With the images left out, print all of the records below exactly.

**THE DATA**
BEGIN
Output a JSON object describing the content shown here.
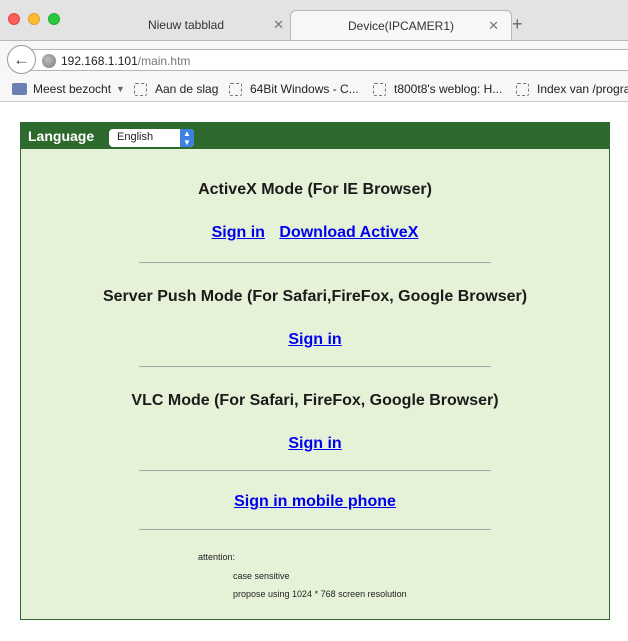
{
  "browser": {
    "tabs": [
      {
        "label": "Nieuw tabblad",
        "close": "✕"
      },
      {
        "label": "Device(IPCAMER1)",
        "close": "✕"
      }
    ],
    "new_tab": "+",
    "url_host": "192.168.1.101",
    "url_path": "/main.htm",
    "bookmarks": [
      "Meest bezocht",
      "Aan de slag",
      "64Bit Windows - C...",
      "t800t8's weblog: H...",
      "Index van /progra"
    ]
  },
  "page": {
    "language_label": "Language",
    "language_value": "English",
    "sections": [
      {
        "heading": "ActiveX Mode (For IE Browser)",
        "links": [
          "Sign in",
          "Download ActiveX"
        ]
      },
      {
        "heading": "Server Push Mode (For Safari,FireFox, Google Browser)",
        "links": [
          "Sign in"
        ]
      },
      {
        "heading": "VLC Mode (For Safari, FireFox, Google Browser)",
        "links": [
          "Sign in"
        ]
      }
    ],
    "mobile_link": "Sign in mobile phone",
    "attention_label": "attention:",
    "notes": [
      "case sensitive",
      "propose using 1024 * 768 screen resolution"
    ]
  },
  "colors": {
    "panel_bg": "#e6f2d8",
    "header_bar": "#2e6a2e",
    "link": "#0000ee"
  }
}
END
**RESPONSE**
Output a JSON object describing the content shown here.
{
  "browser": {
    "tabs": [
      {
        "label": "Nieuw tabblad",
        "close": "✕"
      },
      {
        "label": "Device(IPCAMER1)",
        "close": "✕"
      }
    ],
    "new_tab": "+",
    "url_host": "192.168.1.101",
    "url_path": "/main.htm",
    "bookmarks": [
      "Meest bezocht",
      "Aan de slag",
      "64Bit Windows - C...",
      "t800t8's weblog: H...",
      "Index van /progra"
    ]
  },
  "page": {
    "language_label": "Language",
    "language_value": "English",
    "sections": [
      {
        "heading": "ActiveX Mode (For IE Browser)",
        "links": [
          "Sign in",
          "Download ActiveX"
        ]
      },
      {
        "heading": "Server Push Mode (For Safari,FireFox, Google Browser)",
        "links": [
          "Sign in"
        ]
      },
      {
        "heading": "VLC Mode (For Safari, FireFox, Google Browser)",
        "links": [
          "Sign in"
        ]
      }
    ],
    "mobile_link": "Sign in mobile phone",
    "attention_label": "attention:",
    "notes": [
      "case sensitive",
      "propose using 1024 * 768 screen resolution"
    ]
  },
  "colors": {
    "panel_bg": "#e6f2d8",
    "header_bar": "#2e6a2e",
    "link": "#0000ee"
  }
}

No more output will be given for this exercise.